Lithuanian prime minister Saulius Skvernelis Thursday visited the Vilnius Sholem Aleichem ORT Gymansium to attend a celebration of Israel’s 70th birthday.
THe Lithuanian prime minister greeted principal Mišą Jakobas, Israeli ambassador Amir Maimon and other honored guests at the event on the occasion of Israeli independence day.
The Lithuanian PM thanked the Lithuanian Jewish Community for consistently defending the country and supporting its independence, and for making significant contributions to the development of Lithuania currently.
“Lithuania really appreciates our partnership with Israel. Youth exchange programs are growing, our economic mercantile cooperation has been stimulated, and we place great hopes on efforts by the international community to insure peace and security. We are hoping Israeli prime minister Binyamin Netanyahu will visit Lithuania this year. By June during our visit to Israel we are planning a discussion by both Governments on relations,” the Lithuanian prime minister said about expanding ties and pragmatic cooperation between Lithuania and Israel.
Full text in Lithuanian here.
At the field of mass murder at the Ninth Fort in Kaunas a ceremony to unveil a memorial plaque took place April 13. The plaque commemorates the Jews deported from Frankfurt murdered on November 25, 1941, at the Ninth Fort.
Kaunas Jewish Community chairman Gercas Žakas, Israeli ambassador to Lithuania Amir Maimon, deputy Lithuanian foreign minister Darius Skusevičius, Kaunas municipality deputy director of administration Nijolė Putrienė, Frankfurt Administration Cultural Department director Johannes Promnitz and representatives of the Brueder-Schoenfeld Forum participated. The memorial plaque was the result of cooperation between the Kaunas Ninth Fort Museum, the Kaunas municipality, the Brueder-Schoenfeld Forum organization and the Frankfurt municipality.
The heritage issues advisory group of the Lithuanian Jewish Community has learned of plans for renovating the Užupis Jewish cemetery tendered by the Vilnius municipality and a composition called Arch made of desecrated headstone fragments used as stairs during the Soviet era.
The international creative team behind the Arch are architect Viktorija Sideraitė Alon, creator/designer Albinas Šimanauskas and Israeli architect consultant Anna Perelmuter. The composition uses a symbol created by the Litvak American painter Samuel Bak.
The heritage issues advisory group of the Lithuanian Jewish Community helps solve outstanding Lithuanian Jewish heritage issues professionally and effectively.

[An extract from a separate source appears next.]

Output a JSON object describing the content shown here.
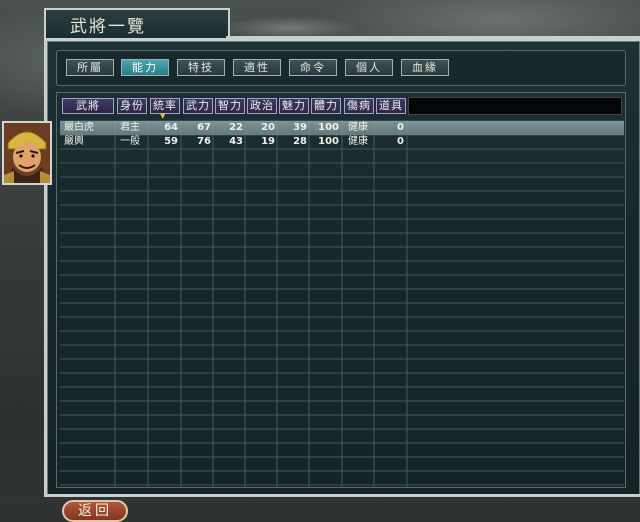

The group includes Barbara Kirshenblatt-Gimblett, POLIN Polish Jewish museum advisor to the director and senior curator of exhibits; Assumpció Hosta, general secretary of the AEPJ; writer Sergejus Kanovičius, founder of Maceva and the Šeduva Jewish Memorial Fund; professor James E. Young of University of Massachusetts, Near Eastern Studies, English, Judaism; Samuel Kassow, doctor of philosophy, POLIN senior researcher specializing in 19th century history and the history between the world wars; Lyudmila Sholokhova, PhD, YIVO director of archives and library; and Sergey Kravtsov, senior researcher, Jewish Art Center, Hebrew University.
Experts unanimously supported the artists’ idea for commemorating the Jewish cemetery and offered a number of useful suggestions and observations which will be taken into consideration.

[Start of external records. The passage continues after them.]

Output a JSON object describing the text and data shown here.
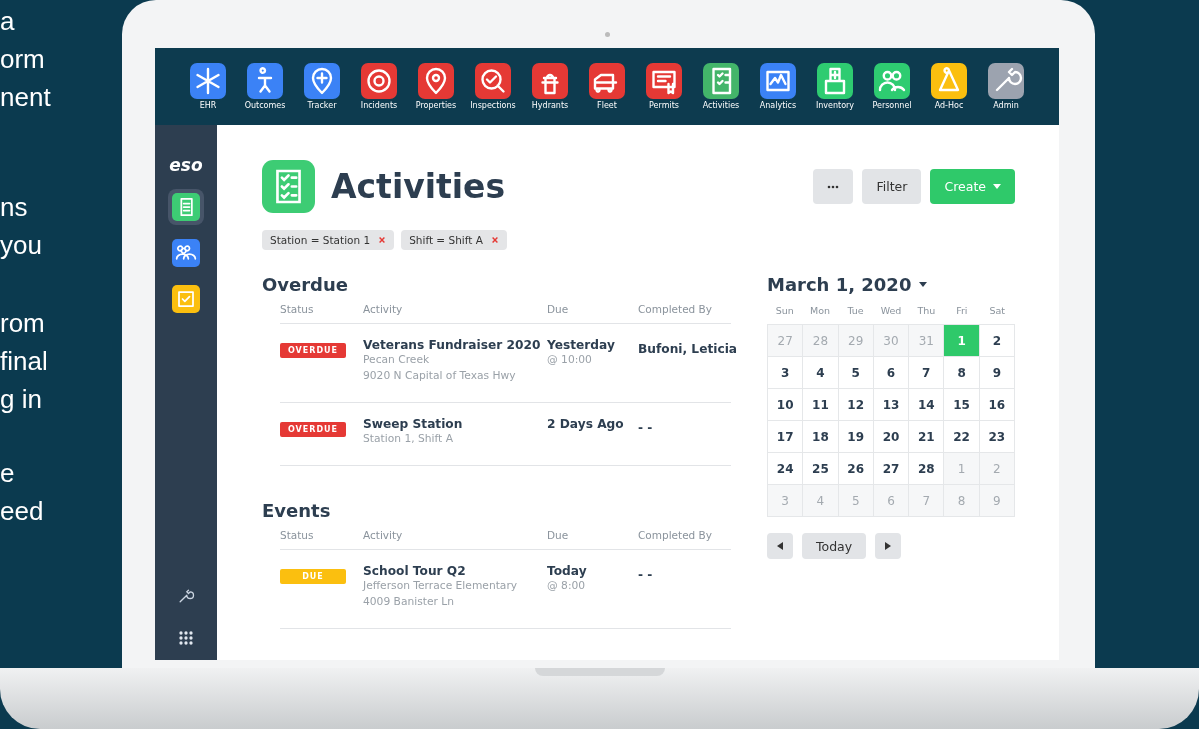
{
  "side_text": {
    "paragraphs": [
      [
        "a",
        "orm",
        "nent"
      ],
      [
        "ns",
        "you"
      ],
      [
        "rom",
        "final",
        "g in"
      ],
      [
        "e",
        "eed"
      ]
    ]
  },
  "apps": [
    {
      "label": "EHR",
      "color": "#3b82f6"
    },
    {
      "label": "Outcomes",
      "color": "#3b82f6"
    },
    {
      "label": "Tracker",
      "color": "#3b82f6"
    },
    {
      "label": "Incidents",
      "color": "#e53935"
    },
    {
      "label": "Properties",
      "color": "#e53935"
    },
    {
      "label": "Inspections",
      "color": "#e53935"
    },
    {
      "label": "Hydrants",
      "color": "#e53935"
    },
    {
      "label": "Fleet",
      "color": "#e53935"
    },
    {
      "label": "Permits",
      "color": "#e53935"
    },
    {
      "label": "Activities",
      "color": "#43b56a"
    },
    {
      "label": "Analytics",
      "color": "#3b82f6"
    },
    {
      "label": "Inventory",
      "color": "#2ecc71"
    },
    {
      "label": "Personnel",
      "color": "#2ecc71"
    },
    {
      "label": "Ad-Hoc",
      "color": "#fbbf0f"
    },
    {
      "label": "Admin",
      "color": "#9ca3af"
    }
  ],
  "sidebar": {
    "logo": "eso",
    "items": [
      {
        "color": "#3dcc74",
        "selected": true
      },
      {
        "color": "#3b82f6",
        "selected": false
      },
      {
        "color": "#fbbf0f",
        "selected": false
      }
    ]
  },
  "page": {
    "title": "Activities",
    "buttons": {
      "filter": "Filter",
      "create": "Create"
    },
    "filters": [
      "Station = Station 1",
      "Shift = Shift A"
    ]
  },
  "sections": [
    {
      "title": "Overdue",
      "columns": [
        "Status",
        "Activity",
        "Due",
        "Completed By"
      ],
      "rows": [
        {
          "status": "OVERDUE",
          "kind": "overdue",
          "activity": "Veterans Fundraiser 2020",
          "details": [
            "Pecan Creek",
            "9020 N Capital of Texas Hwy"
          ],
          "due": "Yesterday",
          "due_time": "@ 10:00",
          "completed_by": "Bufoni, Leticia"
        },
        {
          "status": "OVERDUE",
          "kind": "overdue",
          "activity": "Sweep Station",
          "details": [
            "Station 1, Shift A"
          ],
          "due": "2 Days Ago",
          "completed_by": "- -"
        }
      ]
    },
    {
      "title": "Events",
      "columns": [
        "Status",
        "Activity",
        "Due",
        "Completed By"
      ],
      "rows": [
        {
          "status": "DUE",
          "kind": "due",
          "activity": "School Tour Q2",
          "details": [
            "Jefferson Terrace Elementary",
            "4009 Banister Ln"
          ],
          "due": "Today",
          "due_time": "@ 8:00",
          "completed_by": "- -"
        }
      ]
    }
  ],
  "calendar": {
    "title": "March 1, 2020",
    "weekdays": [
      "Sun",
      "Mon",
      "Tue",
      "Wed",
      "Thu",
      "Fri",
      "Sat"
    ],
    "today": "Today",
    "days": [
      {
        "label": "27",
        "muted": true,
        "selected": false
      },
      {
        "label": "28",
        "muted": true,
        "selected": false
      },
      {
        "label": "29",
        "muted": true,
        "selected": false
      },
      {
        "label": "30",
        "muted": true,
        "selected": false
      },
      {
        "label": "31",
        "muted": true,
        "selected": false
      },
      {
        "label": "1",
        "muted": false,
        "selected": true
      },
      {
        "label": "2",
        "muted": false,
        "selected": false
      },
      {
        "label": "3",
        "muted": false,
        "selected": false
      },
      {
        "label": "4",
        "muted": false,
        "selected": false
      },
      {
        "label": "5",
        "muted": false,
        "selected": false
      },
      {
        "label": "6",
        "muted": false,
        "selected": false
      },
      {
        "label": "7",
        "muted": false,
        "selected": false
      },
      {
        "label": "8",
        "muted": false,
        "selected": false
      },
      {
        "label": "9",
        "muted": false,
        "selected": false
      },
      {
        "label": "10",
        "muted": false,
        "selected": false
      },
      {
        "label": "11",
        "muted": false,
        "selected": false
      },
      {
        "label": "12",
        "muted": false,
        "selected": false
      },
      {
        "label": "13",
        "muted": false,
        "selected": false
      },
      {
        "label": "14",
        "muted": false,
        "selected": false
      },
      {
        "label": "15",
        "muted": false,
        "selected": false
      },
      {
        "label": "16",
        "muted": false,
        "selected": false
      },
      {
        "label": "17",
        "muted": false,
        "selected": false
      },
      {
        "label": "18",
        "muted": false,
        "selected": false
      },
      {
        "label": "19",
        "muted": false,
        "selected": false
      },
      {
        "label": "20",
        "muted": false,
        "selected": false
      },
      {
        "label": "21",
        "muted": false,
        "selected": false
      },
      {
        "label": "22",
        "muted": false,
        "selected": false
      },
      {
        "label": "23",
        "muted": false,
        "selected": false
      },
      {
        "label": "24",
        "muted": false,
        "selected": false
      },
      {
        "label": "25",
        "muted": false,
        "selected": false
      },
      {
        "label": "26",
        "muted": false,
        "selected": false
      },
      {
        "label": "27",
        "muted": false,
        "selected": false
      },
      {
        "label": "28",
        "muted": false,
        "selected": false
      },
      {
        "label": "1",
        "muted": true,
        "selected": false
      },
      {
        "label": "2",
        "muted": true,
        "selected": false
      },
      {
        "label": "3",
        "muted": true,
        "selected": false
      },
      {
        "label": "4",
        "muted": true,
        "selected": false
      },
      {
        "label": "5",
        "muted": true,
        "selected": false
      },
      {
        "label": "6",
        "muted": true,
        "selected": false
      },
      {
        "label": "7",
        "muted": true,
        "selected": false
      },
      {
        "label": "8",
        "muted": true,
        "selected": false
      },
      {
        "label": "9",
        "muted": true,
        "selected": false
      }
    ]
  }
}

This week members of the advisory group plan to discuss the project proposals with the mayor and city administration specialists.

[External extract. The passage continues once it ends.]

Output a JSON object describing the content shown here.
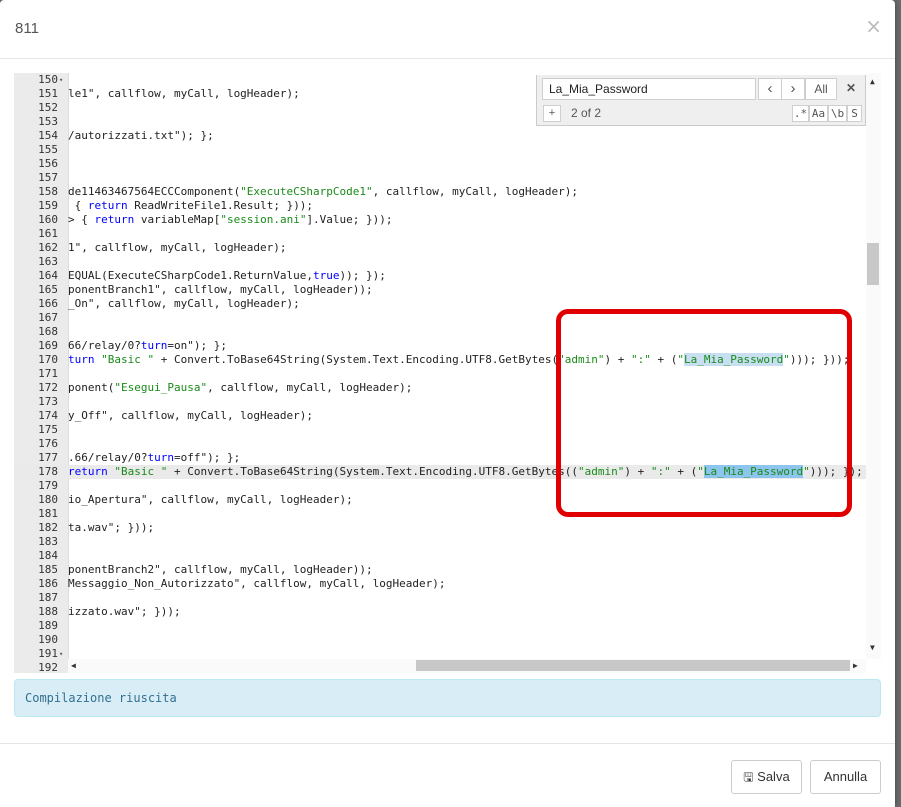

Later the project ideas and visualizations will be presented to the public.